Definition of satyagraha in English:

satyagraha

noun

mass noun
  • A policy of passive political resistance, especially that advocated by Mahatma Gandhi against British rule in India.

    • ‘Then in 1919, British plans to intern people suspected of sedition prompted him to announce a new satyagraha.’
    • ‘From the fields I went off to the Bargarh satyagraha.’
    • ‘The main forms of mass struggle in the Valley have been non-violent direct actions - marches, satyagraha and civil disobedience.’
    • ‘The year 1919 saw Mani Bhawan emerge as a centre of satyagraha.’
    • ‘Then, when Gandhi announced a fresh round of satyagraha in 1930, he chose Rajaji to be the first to break the salt laws in South India.’
    • ‘Shanti owned a press, aptly called Motherland Press and, after a while, he began printing Quit India, a clandestine newspaper inciting people to carry out satyagraha against the British.’
    • ‘If we do not get a satisfactory response from you by 15th September 2002, we shall be constrained to launch a nation-wide satyagraha.’
    • ‘Hardiman points out other limitations, such as Gandhi's patriarchal outlook that survived his daring call to women to join satyagraha.’
    • ‘His letter calling people to satyagraha electrified us.’
    • ‘Dr. Krishnabai Nimbkar from Pune had wanted to go on a satyagraha in protest against the kind of politics which played one community against the other.’
    • ‘He became a populist leader and satyagraha spread throughout India.’
    • ‘He unified opposition among the disparate Indian community to the passing of racially discriminatory laws and pioneered the techniques of satyagraha (non-violent resistance), which later were to make him famous.’
    • ‘Gandhi's satyagraha in India, where tens of thousands of villagers defied the British Raj's tax on sail by drying seawater in the 1940s, is another well-known example.’
    • ‘Gandhiji and Sree Narayana Guru held talks at Sivagiri and the Mahatma himself offered satyagraha for several days.’
    • ‘For three weeks before the march, Rajaji undertook a quick tour of Tamil districts, apprising the people on the implication of the forthcoming salt satyagraha.’
    • ‘Many felt that the serene Sannidhanam should not have been made the venue for its satyagraha.’
    • ‘A counter petition was filed against the court case that followed stating that the satyagraha had been peaceful and that the inhabitants of the area were calling for just demands.’
    • ‘This is where Gandhi developed his concept of satyagraha, translated in the west as passive resistance that, in the end, influenced the whole of the colonial world.’
    • ‘India's movement for independence was marked by nonviolence as hundreds of thousands of Indians responded to Mahatma Gandhi's call for satyagraha, which means to be steadfast in truth.’
    • ‘Mohandas K. Gandhi's movement of satyagraha, or non-violent passive resistance in the face of British oppression, formed the key to India's response to British colonization and gave shape to the drive for independence.’

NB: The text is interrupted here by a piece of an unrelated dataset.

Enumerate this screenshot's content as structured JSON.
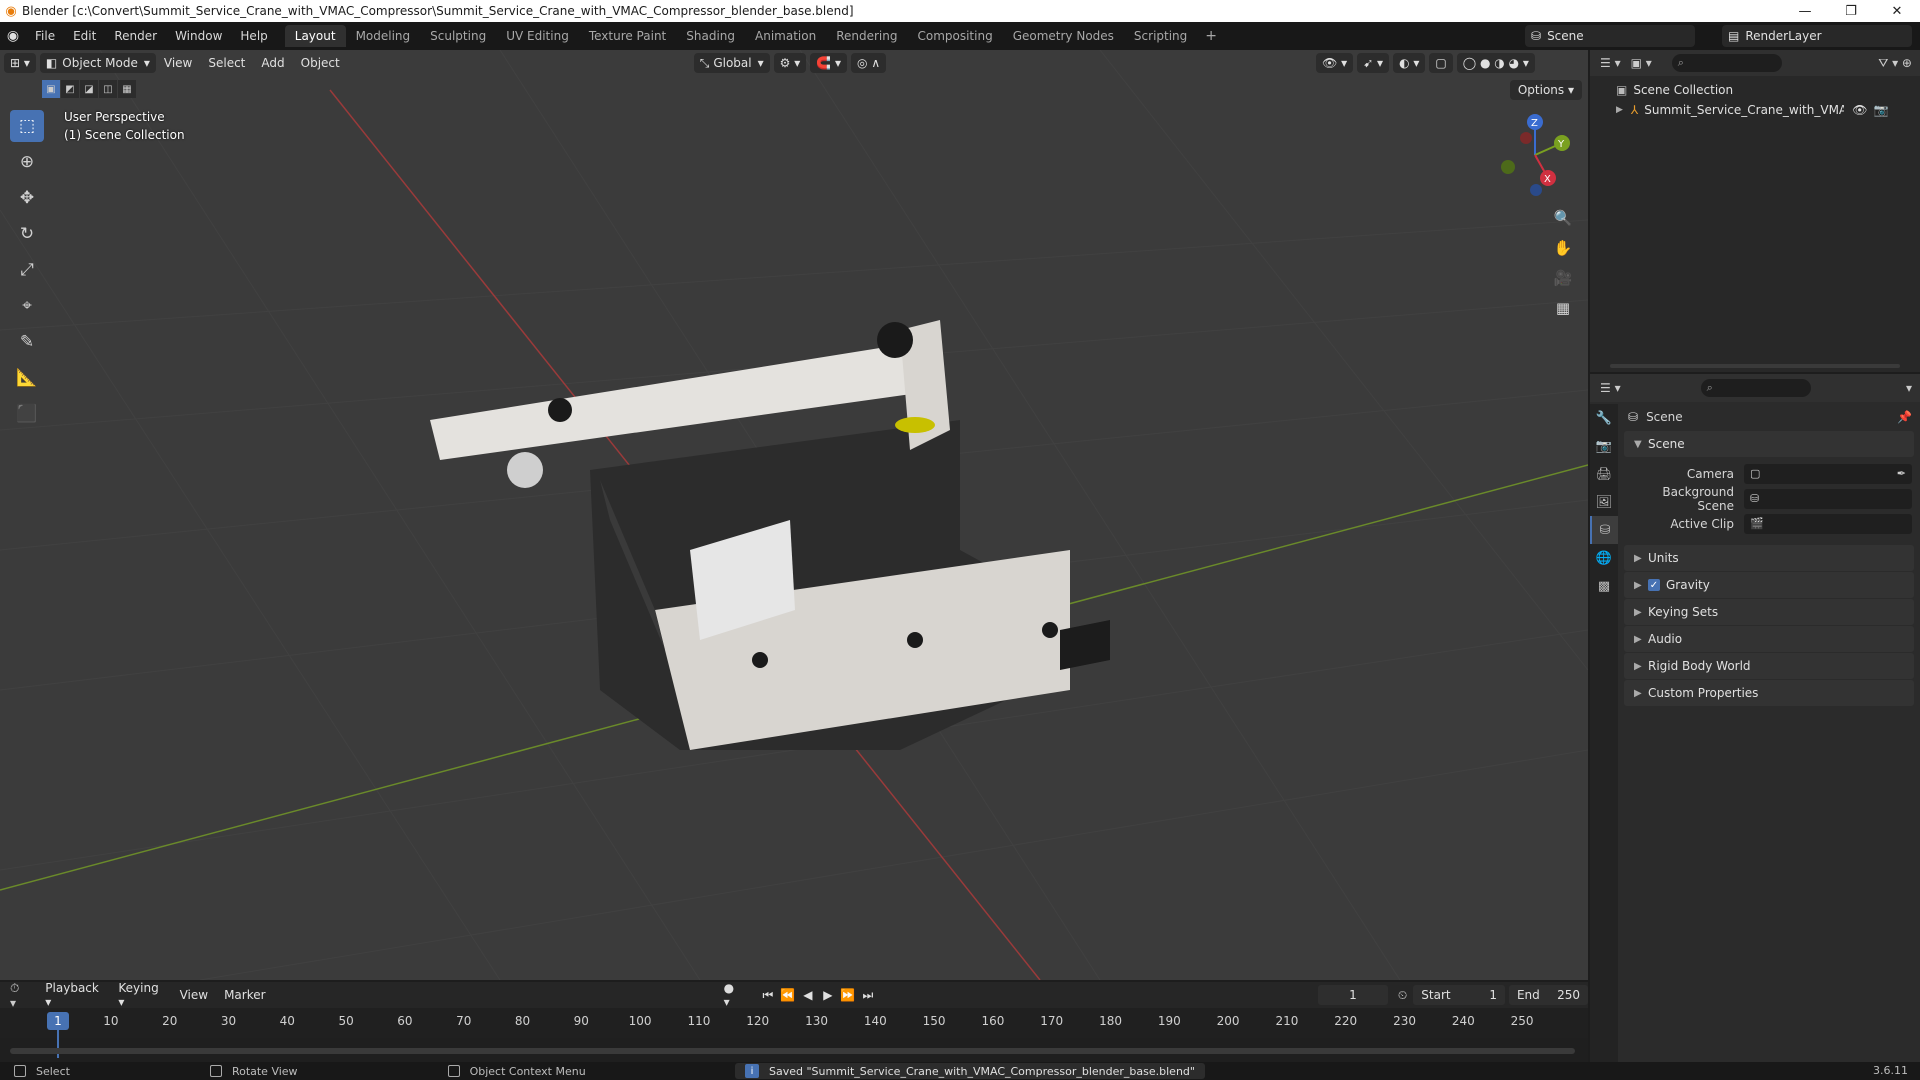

Origin

Sanskrit, from satya ‘truth’ + āgraha ‘obstinacy’.

Pronunciation

satyagraha

/sʌˈtjɑːɡrəhɑː/